_PROBLEM_: What lines of the material below include the string "Results"? Copy all of them.

=== Section Start ===

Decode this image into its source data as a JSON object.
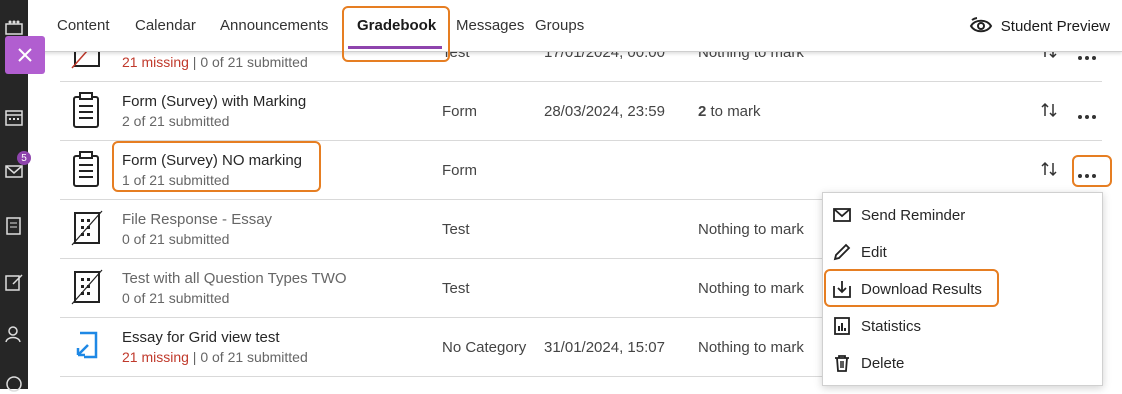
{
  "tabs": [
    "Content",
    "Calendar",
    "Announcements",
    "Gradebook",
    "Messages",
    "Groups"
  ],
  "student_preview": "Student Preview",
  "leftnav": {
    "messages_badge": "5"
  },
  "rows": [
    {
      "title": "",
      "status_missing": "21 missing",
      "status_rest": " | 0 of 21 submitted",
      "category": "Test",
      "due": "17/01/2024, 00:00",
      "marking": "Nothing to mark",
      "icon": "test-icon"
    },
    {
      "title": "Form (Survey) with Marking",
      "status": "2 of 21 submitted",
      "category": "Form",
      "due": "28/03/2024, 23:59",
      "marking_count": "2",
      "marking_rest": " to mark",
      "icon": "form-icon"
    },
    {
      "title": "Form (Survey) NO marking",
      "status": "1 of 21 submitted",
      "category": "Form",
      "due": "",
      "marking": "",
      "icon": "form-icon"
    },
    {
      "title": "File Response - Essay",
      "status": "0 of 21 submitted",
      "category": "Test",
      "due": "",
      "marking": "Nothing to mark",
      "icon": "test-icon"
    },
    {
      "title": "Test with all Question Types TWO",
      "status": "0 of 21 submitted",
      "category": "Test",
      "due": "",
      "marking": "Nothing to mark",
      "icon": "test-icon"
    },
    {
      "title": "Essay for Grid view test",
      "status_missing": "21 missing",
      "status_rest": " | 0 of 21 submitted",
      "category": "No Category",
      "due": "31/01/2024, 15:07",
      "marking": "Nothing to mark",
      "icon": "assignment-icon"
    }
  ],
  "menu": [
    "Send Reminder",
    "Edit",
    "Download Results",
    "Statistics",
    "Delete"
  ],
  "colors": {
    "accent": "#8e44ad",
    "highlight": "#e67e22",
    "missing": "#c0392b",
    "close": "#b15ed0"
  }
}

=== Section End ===
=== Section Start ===

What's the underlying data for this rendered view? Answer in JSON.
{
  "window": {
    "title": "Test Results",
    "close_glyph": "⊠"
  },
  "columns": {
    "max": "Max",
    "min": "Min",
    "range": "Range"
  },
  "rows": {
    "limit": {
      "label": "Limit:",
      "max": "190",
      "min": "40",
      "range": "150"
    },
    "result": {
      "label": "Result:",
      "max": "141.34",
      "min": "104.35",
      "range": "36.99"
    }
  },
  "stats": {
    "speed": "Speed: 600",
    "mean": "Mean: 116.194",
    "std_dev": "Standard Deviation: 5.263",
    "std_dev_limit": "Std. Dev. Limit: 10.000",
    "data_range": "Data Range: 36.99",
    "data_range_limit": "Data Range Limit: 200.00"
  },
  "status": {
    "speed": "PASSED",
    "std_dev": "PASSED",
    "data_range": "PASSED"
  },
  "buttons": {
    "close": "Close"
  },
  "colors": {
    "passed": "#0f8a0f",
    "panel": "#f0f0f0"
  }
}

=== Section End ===

_SOLUTION_:
    "Download Results",
    "title": "Test Results",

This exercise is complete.